ePrints Repository

Health status of adults with congenital adrenal hyperplasia: a cohort study of 203 patients

Arlt, Wiebke and Willis, Debbie S and Wild, Sarah H and Krone, Nils and Doherty, Emma J and Hahner, Stefanie and Han, Thang S and Carroll, Paul V and Conway, G. S. and Rees, D Aled and Stimson, Roland H and Walker, Brian R and Connell, John M C and Ross, Richard J (2010) Health status of adults with congenital adrenal hyperplasia: a cohort study of 203 patients.

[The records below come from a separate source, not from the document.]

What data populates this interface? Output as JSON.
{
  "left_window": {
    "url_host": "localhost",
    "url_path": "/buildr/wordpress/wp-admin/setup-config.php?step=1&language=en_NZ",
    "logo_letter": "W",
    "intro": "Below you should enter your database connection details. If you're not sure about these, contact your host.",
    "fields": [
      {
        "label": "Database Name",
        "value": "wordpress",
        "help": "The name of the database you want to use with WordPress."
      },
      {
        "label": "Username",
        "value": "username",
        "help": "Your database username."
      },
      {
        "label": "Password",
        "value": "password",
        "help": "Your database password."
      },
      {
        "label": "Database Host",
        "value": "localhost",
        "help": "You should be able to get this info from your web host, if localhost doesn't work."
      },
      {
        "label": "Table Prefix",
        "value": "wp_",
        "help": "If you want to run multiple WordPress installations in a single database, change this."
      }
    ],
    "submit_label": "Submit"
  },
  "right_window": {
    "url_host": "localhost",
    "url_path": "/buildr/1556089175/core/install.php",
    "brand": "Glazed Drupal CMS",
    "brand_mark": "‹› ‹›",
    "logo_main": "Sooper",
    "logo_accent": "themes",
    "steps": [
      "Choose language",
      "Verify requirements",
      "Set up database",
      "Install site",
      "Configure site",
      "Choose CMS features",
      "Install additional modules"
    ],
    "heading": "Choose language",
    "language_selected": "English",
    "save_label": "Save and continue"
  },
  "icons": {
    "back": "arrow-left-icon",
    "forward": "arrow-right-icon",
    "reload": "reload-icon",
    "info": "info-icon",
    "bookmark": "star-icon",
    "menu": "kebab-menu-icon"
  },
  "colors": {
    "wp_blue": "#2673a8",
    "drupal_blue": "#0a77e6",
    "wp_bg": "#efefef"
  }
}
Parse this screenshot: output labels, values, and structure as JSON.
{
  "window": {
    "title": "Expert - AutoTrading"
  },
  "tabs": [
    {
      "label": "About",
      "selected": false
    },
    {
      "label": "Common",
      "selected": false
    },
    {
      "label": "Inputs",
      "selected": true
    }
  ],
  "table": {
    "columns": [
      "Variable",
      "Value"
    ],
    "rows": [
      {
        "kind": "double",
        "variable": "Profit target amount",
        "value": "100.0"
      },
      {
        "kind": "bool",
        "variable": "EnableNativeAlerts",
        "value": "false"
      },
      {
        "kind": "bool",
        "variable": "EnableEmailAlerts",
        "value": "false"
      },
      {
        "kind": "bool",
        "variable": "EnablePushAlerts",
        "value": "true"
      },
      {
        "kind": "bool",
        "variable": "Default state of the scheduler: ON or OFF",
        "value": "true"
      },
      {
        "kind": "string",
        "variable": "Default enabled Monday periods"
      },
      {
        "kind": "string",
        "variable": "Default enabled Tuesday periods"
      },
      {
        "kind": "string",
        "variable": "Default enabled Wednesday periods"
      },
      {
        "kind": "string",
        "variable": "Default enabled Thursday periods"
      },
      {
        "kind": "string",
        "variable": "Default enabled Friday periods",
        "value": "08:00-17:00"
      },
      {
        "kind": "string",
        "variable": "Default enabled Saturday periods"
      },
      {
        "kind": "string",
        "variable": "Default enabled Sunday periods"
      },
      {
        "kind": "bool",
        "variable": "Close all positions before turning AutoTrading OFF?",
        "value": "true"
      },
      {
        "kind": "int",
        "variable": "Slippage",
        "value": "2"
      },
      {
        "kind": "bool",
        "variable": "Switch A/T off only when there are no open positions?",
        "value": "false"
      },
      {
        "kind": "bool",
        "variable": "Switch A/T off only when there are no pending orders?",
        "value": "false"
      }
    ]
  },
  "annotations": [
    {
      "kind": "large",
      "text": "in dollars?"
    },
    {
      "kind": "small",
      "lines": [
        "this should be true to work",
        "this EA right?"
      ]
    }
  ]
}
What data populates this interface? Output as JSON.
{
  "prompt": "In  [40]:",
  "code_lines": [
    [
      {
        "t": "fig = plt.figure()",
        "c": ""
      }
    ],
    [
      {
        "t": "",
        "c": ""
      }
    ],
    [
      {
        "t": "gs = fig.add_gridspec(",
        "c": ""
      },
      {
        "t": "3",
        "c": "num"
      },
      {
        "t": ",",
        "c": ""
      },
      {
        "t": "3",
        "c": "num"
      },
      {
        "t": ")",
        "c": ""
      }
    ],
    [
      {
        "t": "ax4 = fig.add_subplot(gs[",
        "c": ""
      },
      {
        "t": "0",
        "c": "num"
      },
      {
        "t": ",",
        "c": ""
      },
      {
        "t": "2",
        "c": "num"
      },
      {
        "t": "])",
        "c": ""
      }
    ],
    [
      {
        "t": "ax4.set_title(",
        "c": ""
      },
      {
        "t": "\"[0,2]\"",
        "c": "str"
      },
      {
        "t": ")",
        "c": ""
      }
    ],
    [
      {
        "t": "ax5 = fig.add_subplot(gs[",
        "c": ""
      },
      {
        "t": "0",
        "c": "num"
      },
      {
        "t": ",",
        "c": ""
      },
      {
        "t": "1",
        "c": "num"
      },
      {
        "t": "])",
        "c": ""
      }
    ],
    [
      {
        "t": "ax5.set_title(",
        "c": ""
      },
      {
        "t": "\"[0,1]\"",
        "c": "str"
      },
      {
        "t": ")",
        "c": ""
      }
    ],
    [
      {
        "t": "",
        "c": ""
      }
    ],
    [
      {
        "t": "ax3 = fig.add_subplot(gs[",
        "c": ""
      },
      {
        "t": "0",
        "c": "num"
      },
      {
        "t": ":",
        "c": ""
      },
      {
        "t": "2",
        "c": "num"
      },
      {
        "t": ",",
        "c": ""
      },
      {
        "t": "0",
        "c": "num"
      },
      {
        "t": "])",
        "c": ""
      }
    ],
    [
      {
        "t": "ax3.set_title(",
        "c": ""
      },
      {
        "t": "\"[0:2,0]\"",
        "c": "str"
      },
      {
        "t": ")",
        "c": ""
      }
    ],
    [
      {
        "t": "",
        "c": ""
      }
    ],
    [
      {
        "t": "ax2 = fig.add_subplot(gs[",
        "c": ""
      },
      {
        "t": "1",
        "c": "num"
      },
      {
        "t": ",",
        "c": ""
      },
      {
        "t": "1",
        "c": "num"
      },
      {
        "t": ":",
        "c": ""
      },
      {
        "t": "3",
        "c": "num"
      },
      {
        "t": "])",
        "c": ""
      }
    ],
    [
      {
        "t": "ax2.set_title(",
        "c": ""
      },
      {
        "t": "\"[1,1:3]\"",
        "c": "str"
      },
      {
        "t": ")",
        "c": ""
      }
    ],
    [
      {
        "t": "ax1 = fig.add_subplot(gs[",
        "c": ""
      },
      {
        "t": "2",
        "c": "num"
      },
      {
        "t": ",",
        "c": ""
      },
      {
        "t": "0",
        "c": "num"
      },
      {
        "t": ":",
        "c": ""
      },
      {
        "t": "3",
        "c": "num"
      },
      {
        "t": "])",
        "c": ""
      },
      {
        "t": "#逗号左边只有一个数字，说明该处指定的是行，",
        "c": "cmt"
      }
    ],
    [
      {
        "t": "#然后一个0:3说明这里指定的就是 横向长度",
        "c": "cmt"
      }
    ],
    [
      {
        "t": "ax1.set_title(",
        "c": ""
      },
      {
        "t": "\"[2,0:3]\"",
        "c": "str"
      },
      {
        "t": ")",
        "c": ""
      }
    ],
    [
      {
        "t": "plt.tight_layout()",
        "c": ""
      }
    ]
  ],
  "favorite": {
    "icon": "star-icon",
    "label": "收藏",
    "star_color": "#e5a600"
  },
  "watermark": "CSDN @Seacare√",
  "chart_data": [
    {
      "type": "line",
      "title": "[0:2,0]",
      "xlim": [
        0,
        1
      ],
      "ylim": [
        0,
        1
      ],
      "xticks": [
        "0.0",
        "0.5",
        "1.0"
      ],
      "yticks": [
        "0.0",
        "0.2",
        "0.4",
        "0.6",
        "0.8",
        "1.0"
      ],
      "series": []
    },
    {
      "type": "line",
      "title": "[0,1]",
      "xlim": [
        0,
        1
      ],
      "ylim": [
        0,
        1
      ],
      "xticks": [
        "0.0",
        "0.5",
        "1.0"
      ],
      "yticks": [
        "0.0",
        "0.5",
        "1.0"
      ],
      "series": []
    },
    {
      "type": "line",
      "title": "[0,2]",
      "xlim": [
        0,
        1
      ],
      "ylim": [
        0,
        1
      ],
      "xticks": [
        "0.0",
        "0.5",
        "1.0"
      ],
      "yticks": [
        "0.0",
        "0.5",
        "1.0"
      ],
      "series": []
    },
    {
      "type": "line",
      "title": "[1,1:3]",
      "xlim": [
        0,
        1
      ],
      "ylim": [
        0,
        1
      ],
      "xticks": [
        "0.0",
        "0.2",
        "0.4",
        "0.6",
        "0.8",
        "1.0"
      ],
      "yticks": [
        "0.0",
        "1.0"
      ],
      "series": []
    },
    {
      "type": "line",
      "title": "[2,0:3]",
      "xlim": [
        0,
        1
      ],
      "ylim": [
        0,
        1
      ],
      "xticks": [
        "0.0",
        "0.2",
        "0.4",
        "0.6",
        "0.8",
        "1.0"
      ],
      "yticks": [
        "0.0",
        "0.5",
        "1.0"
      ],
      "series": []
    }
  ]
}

The Journal of clinical endocrinology and metabolism, 95 (11). pp. 5110-5121. ISSN 1945-7197

Loading
PDF (1257Kb)

URL of Published Version: http://jcem.endojournals.org/content/95/11/5110.abstract?sid=3a2ed353-d6b9-47f1-bd80-bea8c7cf9349

Identification Number/DOI: 10.1210/jc.2010-0917

Context: No consensus exists for management of adults with congenital adrenal hyperplasia (CAH) due to a paucity of data from cohorts of meaningful size. Objective: Our objective was to establish the health status of adults with CAH. Design and Setting: We conducted a prospective cross-sectional study of adults with CAH attending specialized endocrine centers across the United Kingdom. Patients: Participants included 203 CAH patients (199 with 21-hydroxylase deficiency): 138 women, 65 men, median age 34 (range 18-69) years. Main Outcome Measures: Anthropometric, metabolic, and subjective health status was evaluated. Anthropometric measurements were compared with Health Survey for England data, and psychometric data were compared with appropriate reference cohorts. Results: Glucocorticoid treatment consisted of hydrocortisone (26%), prednisolone (43%), dexamethasone (19%), or a combination (10%), with reverse circadian administration in 41% of patients. Control of androgens was highly variable with a normal serum androstenedione found in only 36% of patients, whereas 38% had suppressed levels suggesting glucocorticoid overtreatment. In comparison with Health Survey for England participants, CAH patients were significantly shorter and had a higher body mass index, and women with classic CAH had increased diastolic blood pressure. Metabolic abnormalities were common, including obesity (41%), hypercholesterolemia (46%), insulin resistance (29%), osteopenia (40%), and osteoporosis (7%). Subjective health status was significantly impaired and fertility compromised. Conclusions: Currently, a minority of adult United Kingdom CAH patients appear to be under endocrine specialist care. In the patients studied, glucocorticoid replacement was generally nonphysiological, and androgen levels were poorly controlled. This was associated with an adverse metabolic profile and impaired fertility and quality of life. Improvements in the clinical management of adults with CAH are required.

Type of Work:Article
Date:2010 (Publication)
School/Faculty:Colleges (2008 onwards) > College of Medical & Dental Sciences
Department:School of Clinical and Experimental Medicine
Subjects:RC Internal medicine
RA Public aspects of medicine
Institution:University of Birmingham
Copyright Holders:The Endocrine Society
ID Code:507
Refereed:YES
Local Holdings:
Export Reference As : ASCII + BibTeX + Dublin Core + EndNote + HTML + METS + MODS + OpenURL Object + Reference Manager + Refer + RefWorks
Share this item :
QR Code for this page

Repository Staff Only: item control page